Some times it's easy. Someone leaves a digital footprint that only they could leave. Someone makes a blatantly sexist or racist remark in a print medium. Don't assume this is common. And, most important of all, do not project your bias onto it. This leads one to disregard evidence that can contradict their thesis.

Accusations have a human cost. People so easily point fingers. This is due to our thirst for answers, and the need for closure to an event. And our desire for retribution. Just look at any twitter mob. If you follow a large enough chunk of Infosec twitter you will see these far too often and they will include people who are incident responders and investigators who should know better.

An accusation is an indicator. Investigators need to take every accusation seriously. But an accusation isn't fact, it's a starting point. When an accusation is leveled that someone has committed fraud, embezzlement, theft, or worse, that accusation needs to be taken seriously. The voice making the accusation can lend a great degree of credibility to it, but by itself is not indisputable proof of wrongdoing.

Less common in Infosec (I hope) but prevalent in the real world (too often) is the ending of an incomplete investigation with a declaratory statement claiming nothing was wrong. No malfeasance happened. At some point in an investigation, it will get hard. An investigator will have to dig in deep and wade through logs. This isn't a quick process. It shouldn't be rushed. Conclusions shouldn't be rushed. Behavior needs to be analyzed. The blank spaces have to be filled in.

When you don't know, look for a way to find out. If it is impossible to find out (e.g. logs rotate) an investigator needs to state where the holes in that part of the investigation are. The investigator needs to find a way to corroborate the behavior, not let assumption become fact and move on. When that is not possible, take a queue from Colin Powell.

What do you know?

What don't you know?

What do you think?


These questions answered as honestly and completely as possible, are what it takes to shrink down that 1% to as small a number as possible.
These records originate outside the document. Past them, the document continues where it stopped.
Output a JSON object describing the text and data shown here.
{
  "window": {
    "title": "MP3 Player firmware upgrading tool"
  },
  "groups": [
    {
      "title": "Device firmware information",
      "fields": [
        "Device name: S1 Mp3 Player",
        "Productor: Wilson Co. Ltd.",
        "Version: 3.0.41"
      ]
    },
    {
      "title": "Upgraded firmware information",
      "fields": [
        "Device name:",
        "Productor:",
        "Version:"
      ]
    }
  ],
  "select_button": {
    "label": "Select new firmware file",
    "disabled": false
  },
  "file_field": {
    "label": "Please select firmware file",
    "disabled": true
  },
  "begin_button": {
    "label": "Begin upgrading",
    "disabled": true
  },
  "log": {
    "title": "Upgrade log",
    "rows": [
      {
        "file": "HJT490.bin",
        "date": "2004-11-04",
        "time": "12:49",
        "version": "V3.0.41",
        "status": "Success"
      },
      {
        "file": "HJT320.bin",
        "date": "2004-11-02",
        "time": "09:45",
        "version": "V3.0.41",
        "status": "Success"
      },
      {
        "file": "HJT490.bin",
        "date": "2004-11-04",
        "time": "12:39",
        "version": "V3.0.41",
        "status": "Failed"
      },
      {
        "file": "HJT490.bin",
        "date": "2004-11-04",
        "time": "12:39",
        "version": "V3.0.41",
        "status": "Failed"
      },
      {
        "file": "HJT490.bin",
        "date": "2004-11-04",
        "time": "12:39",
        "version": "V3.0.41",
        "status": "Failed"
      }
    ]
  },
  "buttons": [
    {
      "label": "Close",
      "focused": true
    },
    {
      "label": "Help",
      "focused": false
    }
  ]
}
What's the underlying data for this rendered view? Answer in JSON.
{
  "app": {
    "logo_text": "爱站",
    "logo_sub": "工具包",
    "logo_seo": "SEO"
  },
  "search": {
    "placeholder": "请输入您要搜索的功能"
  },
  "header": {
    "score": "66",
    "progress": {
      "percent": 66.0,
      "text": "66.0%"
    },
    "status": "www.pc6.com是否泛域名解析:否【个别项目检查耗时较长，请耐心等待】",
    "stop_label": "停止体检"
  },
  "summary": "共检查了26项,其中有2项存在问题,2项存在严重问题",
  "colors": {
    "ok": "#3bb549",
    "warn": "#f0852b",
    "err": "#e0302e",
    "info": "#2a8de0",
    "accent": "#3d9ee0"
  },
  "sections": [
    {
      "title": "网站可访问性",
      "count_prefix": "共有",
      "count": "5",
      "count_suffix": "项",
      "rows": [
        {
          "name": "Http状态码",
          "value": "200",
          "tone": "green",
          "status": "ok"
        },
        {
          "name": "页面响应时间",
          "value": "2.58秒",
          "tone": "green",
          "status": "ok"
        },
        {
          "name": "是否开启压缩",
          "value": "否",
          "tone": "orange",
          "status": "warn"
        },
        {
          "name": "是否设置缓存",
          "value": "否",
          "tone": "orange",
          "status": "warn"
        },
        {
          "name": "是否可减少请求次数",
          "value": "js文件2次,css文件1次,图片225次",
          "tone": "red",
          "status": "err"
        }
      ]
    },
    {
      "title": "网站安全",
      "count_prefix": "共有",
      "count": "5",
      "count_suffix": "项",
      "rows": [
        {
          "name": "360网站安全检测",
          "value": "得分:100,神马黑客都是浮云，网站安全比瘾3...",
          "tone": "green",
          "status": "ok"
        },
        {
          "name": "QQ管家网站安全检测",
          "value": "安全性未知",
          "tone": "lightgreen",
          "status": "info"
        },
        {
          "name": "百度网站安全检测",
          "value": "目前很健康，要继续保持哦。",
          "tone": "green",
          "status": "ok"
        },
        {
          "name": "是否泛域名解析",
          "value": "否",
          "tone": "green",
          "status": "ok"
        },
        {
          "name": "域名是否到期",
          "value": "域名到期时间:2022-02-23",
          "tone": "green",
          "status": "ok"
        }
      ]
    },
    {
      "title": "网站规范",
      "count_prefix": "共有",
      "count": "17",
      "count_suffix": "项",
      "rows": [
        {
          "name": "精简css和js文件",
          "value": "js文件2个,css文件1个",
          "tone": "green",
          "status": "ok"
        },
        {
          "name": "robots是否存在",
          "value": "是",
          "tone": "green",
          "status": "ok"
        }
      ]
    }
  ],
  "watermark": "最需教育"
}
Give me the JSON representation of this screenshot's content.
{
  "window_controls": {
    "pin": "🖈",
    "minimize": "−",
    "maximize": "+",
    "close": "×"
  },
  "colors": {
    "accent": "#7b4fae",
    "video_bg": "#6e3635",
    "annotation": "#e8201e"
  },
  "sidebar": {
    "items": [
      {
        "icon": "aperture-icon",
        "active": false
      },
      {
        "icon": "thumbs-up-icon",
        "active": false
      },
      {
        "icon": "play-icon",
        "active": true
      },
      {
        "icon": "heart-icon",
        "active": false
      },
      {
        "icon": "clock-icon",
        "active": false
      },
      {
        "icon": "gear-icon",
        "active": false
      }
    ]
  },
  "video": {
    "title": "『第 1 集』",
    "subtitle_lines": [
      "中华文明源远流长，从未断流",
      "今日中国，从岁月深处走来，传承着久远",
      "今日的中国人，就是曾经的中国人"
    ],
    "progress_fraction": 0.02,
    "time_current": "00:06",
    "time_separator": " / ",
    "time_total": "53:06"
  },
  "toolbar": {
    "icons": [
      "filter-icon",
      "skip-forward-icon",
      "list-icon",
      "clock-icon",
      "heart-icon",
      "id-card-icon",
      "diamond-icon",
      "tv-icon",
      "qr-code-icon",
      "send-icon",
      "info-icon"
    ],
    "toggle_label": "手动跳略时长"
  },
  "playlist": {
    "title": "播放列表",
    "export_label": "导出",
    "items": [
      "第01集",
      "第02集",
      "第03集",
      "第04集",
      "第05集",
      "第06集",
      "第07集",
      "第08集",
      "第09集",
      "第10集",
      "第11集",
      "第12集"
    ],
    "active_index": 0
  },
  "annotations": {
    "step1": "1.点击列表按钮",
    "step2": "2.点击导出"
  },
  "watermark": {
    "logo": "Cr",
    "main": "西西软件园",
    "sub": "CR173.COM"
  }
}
Any ethical investigator needs to be mindful of the human cost of their work. To do that, they need to be as thorough as possible. Their behavior comes down to one simple credo.

Don't think, know.